The avoidance of dairy products in people with lactose intolerance is an area of controversy. According to research conducted in Belgium, most individuals with lactose intolerance can tolerate up to 12 grams of lactose (250 milliliters of milk) without suffering from gastrointestinal symptoms, although symptoms become more prominent at doses above 12 grams.
A National Institutes of Health Consensus and State-of-the-Science Statement confirms that even in persons with lactose maldigestion, small amounts of milk, yogurt and hard cheese, particularly if ingested with other foods and distributed throughout the day, and reduced-lactose food may be effective management approaches, though the amount of lactose people with lactose intolerance can take is based on low-quality evidence. (21)
It may also be helpful to know that fermented dairy products like cheese and yogurt contain less lactose than fresh milk and can be well-tolerated by people who are lactose intolerant.

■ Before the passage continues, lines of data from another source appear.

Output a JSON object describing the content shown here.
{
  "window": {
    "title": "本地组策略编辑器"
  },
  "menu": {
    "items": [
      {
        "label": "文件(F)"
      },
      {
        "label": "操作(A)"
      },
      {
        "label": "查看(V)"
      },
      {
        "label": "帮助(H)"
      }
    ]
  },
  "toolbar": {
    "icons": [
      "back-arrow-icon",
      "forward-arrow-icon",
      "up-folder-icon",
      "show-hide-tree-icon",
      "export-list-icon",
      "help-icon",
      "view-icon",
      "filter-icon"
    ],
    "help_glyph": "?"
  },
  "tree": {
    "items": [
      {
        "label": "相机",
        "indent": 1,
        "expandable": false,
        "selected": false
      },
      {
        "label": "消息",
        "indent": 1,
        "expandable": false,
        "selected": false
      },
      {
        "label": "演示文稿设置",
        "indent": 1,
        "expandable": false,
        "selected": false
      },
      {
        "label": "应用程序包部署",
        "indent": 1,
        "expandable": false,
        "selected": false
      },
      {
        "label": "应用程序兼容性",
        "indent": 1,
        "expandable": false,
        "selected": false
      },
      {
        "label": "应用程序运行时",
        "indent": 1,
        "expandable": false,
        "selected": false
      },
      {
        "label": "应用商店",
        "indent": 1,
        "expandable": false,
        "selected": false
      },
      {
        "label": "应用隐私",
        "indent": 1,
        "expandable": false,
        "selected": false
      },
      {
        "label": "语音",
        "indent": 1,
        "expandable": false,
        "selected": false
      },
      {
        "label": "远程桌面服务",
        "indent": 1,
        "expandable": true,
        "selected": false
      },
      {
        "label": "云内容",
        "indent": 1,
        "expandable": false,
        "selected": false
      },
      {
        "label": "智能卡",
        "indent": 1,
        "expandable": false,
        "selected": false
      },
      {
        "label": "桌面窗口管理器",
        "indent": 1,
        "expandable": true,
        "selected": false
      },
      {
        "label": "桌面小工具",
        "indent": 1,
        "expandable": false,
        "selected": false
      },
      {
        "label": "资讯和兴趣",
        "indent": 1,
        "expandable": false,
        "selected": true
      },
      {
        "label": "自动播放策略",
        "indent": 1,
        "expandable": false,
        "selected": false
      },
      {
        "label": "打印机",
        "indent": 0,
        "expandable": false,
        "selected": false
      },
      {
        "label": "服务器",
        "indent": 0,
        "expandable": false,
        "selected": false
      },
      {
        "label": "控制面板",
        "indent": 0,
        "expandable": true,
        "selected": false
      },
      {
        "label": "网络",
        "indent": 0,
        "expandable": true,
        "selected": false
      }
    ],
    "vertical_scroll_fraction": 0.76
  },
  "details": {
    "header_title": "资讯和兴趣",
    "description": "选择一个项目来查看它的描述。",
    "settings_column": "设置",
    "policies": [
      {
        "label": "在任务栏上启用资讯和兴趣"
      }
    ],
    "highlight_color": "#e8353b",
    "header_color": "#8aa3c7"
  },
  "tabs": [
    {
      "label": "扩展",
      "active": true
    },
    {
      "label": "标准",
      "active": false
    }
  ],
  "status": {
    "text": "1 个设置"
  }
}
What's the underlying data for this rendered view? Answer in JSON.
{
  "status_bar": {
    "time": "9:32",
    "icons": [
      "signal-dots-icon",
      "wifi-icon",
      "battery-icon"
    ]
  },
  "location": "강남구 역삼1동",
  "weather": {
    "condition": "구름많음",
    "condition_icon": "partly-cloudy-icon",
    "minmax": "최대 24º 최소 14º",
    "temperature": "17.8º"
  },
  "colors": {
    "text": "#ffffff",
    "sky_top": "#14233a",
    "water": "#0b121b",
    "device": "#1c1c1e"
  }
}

A cow’s milk protein allergy results from an immunological reaction to one or more milk proteins. Studies show that the immediate and IgE-associated mechanisms of a cow’s milk allergy are responsible for approximately 60 percent of cow’s milk-induced adverse reactions. Typical IgE-associated symptoms appear immediately or within one to two hours after cow’s milk ingestion, with food allergy symptoms typically affecting the skin, respiratory system and gastrointestinal tract.
The prevalence of cow’s milk allergy in the general population is about 1 percent to 3 percent and is highest in infants and lowest in adults. (22) Research shows that the prevalence of cow’s milk allergy is increasing, which may be explained by a decrease in breastfeeding and an increased feeding with cow’s milk-based formulas. Symptoms of cow’s milk protein occur often, but not always, within the first weeks after the introduction of dairy.
Many children with a dairy allergy develop symptoms in at least two of the following organ systems: gastrointestinal (50 percent to 60 percent), skin (50 percent to 60 percent) and respiratory tract (20 percent 30 percent). Symptoms of the gastrointestinal system include frequent regurgitation, vomiting, diarrhea, constipation, blood in stool and iron deficiency anaemia. Skin symptoms include atopic dermatitis and swelling of the lips and eye lids, and respiratory symptoms include runny nose, wheezing and chronic cough. (23)
- People follow a dairy-free diet for different reasons, but for most people, they’re searching for relief from digestive issues, bloating, skin problems and respiratory conditions that come from eating dairy products.
- The primary sources of dairy that need to be avoided when eating a dairy-free diet include milk, cheese, butter, cream cheese, cottage cheese, sour cream, custards and puddings, ice cream, gelato and sherbet, whey and casein.
- Some benefits of going dairy-free include less bloating, clearer skin, less oxidative stress, improved digestion, and relief from dairy allergies or sensitivities.
- Completely cow milk-free alternatives include goat, coconut and almond milk. Fermented dairy options include kefir and amasai, which are often more easily digested, even by people with lactose intolerance. Ghee is another option that’s clarified and easily digested by people with a lactose and casein sensitivity.